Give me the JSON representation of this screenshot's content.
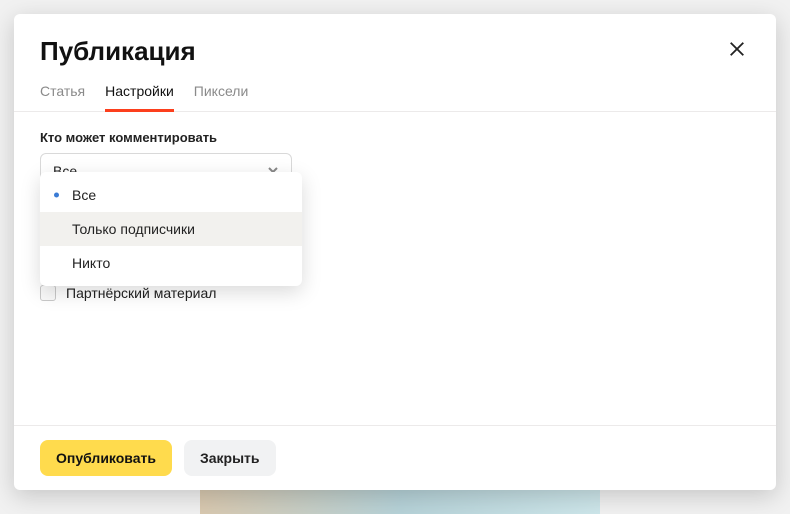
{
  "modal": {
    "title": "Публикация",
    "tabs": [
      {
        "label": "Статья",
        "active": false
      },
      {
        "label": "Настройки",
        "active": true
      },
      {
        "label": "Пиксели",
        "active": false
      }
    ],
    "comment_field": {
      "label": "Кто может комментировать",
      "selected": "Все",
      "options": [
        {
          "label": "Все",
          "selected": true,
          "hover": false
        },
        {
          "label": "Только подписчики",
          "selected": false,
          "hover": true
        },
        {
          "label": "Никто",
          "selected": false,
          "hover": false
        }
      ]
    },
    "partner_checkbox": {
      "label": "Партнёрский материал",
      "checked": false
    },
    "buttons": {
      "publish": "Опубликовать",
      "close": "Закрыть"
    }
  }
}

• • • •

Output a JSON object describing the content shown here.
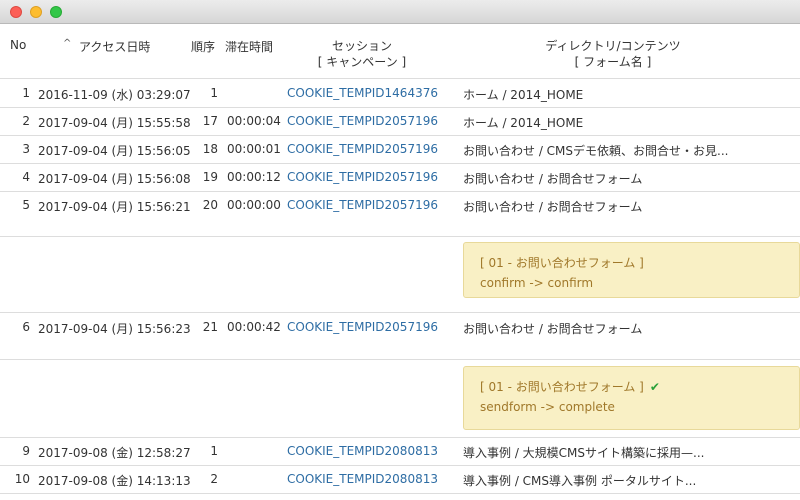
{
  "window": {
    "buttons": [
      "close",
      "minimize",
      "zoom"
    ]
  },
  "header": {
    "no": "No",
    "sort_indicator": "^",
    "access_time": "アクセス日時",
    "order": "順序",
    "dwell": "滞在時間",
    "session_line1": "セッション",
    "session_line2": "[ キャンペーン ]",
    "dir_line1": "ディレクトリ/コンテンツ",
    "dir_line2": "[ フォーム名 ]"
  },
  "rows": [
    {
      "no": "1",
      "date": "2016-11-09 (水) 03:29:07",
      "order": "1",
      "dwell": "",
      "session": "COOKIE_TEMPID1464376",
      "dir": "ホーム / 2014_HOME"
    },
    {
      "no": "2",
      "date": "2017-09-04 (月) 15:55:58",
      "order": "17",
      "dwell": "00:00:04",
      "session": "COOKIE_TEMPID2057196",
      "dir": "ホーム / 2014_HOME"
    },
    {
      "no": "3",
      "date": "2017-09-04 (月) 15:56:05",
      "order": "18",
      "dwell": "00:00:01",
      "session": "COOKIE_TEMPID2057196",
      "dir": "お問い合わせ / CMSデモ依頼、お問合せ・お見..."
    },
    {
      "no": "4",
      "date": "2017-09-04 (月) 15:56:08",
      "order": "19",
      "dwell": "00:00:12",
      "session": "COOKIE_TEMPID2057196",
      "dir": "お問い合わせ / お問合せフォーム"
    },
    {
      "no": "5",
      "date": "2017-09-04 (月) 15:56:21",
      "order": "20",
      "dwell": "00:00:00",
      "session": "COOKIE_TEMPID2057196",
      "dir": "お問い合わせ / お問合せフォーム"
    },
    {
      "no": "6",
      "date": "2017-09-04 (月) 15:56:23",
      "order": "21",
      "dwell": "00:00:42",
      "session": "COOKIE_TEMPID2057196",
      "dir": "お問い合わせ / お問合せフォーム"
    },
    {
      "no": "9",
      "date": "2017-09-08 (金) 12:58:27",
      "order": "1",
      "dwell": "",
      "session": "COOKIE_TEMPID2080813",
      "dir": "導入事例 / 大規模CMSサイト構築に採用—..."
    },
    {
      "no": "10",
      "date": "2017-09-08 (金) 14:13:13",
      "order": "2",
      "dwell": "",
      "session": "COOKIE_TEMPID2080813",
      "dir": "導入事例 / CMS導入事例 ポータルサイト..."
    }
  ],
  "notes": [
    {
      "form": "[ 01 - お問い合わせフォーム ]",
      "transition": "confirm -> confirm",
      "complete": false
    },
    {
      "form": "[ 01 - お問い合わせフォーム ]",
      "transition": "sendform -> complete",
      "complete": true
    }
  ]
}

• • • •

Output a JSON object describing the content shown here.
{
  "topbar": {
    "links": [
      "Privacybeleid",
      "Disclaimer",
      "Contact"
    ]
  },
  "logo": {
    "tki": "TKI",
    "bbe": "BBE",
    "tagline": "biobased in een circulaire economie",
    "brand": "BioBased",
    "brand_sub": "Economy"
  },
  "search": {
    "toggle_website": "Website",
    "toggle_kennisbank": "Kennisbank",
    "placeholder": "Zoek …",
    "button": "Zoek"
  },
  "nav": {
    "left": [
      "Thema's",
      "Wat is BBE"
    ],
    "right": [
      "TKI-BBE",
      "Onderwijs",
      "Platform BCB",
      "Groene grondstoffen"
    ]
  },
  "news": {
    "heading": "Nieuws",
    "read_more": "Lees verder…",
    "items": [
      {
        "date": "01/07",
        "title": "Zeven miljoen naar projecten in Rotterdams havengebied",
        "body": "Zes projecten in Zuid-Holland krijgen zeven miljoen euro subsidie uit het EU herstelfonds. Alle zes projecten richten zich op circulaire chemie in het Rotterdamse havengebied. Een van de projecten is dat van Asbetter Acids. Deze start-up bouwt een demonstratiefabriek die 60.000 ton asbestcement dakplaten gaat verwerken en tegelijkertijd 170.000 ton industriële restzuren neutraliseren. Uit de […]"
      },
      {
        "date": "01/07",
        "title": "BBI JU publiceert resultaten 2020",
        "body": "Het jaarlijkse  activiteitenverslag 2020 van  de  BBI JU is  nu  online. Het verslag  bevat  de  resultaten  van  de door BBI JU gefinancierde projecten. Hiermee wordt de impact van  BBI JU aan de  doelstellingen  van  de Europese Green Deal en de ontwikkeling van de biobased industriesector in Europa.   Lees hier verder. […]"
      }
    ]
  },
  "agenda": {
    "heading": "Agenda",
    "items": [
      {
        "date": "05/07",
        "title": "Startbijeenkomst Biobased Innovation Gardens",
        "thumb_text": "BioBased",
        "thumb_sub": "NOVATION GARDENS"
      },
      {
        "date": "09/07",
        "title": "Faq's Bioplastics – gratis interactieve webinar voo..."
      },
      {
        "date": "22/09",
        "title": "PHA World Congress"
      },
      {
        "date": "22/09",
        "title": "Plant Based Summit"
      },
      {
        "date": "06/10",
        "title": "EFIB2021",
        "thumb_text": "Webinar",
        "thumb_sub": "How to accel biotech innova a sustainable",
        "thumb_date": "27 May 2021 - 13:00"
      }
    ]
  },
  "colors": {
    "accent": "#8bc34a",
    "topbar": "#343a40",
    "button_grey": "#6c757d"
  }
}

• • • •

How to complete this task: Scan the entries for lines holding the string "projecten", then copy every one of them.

Answer box:
        "title": "Zeven miljoen naar projecten in Rotterdams havengebied",
        "body": "Zes projecten in Zuid-Holland krijgen zeven miljoen euro subsidie uit het EU herstelfonds. Alle zes projecten richten zich op circulaire chemie in het Rotterdamse havengebied. Een van de projecten is dat van Asbetter Acids. Deze start-up bouwt een demonstratiefabriek die 60.000 ton asbestcement dakplaten gaat verwerken en tegelijkertijd 170.000 ton industriële restzuren neutraliseren. Uit de […]"
        "body": "Het jaarlijkse  activiteitenverslag 2020 van  de  BBI JU is  nu  online. Het verslag  bevat  de  resultaten  van  de door BBI JU gefinancierde projecten. Hiermee wordt de impact van  BBI JU aan de  doelstellingen  van  de Europese Green Deal en de ontwikkeling van de biobased industriesector in Europa.   Lees hier verder. […]"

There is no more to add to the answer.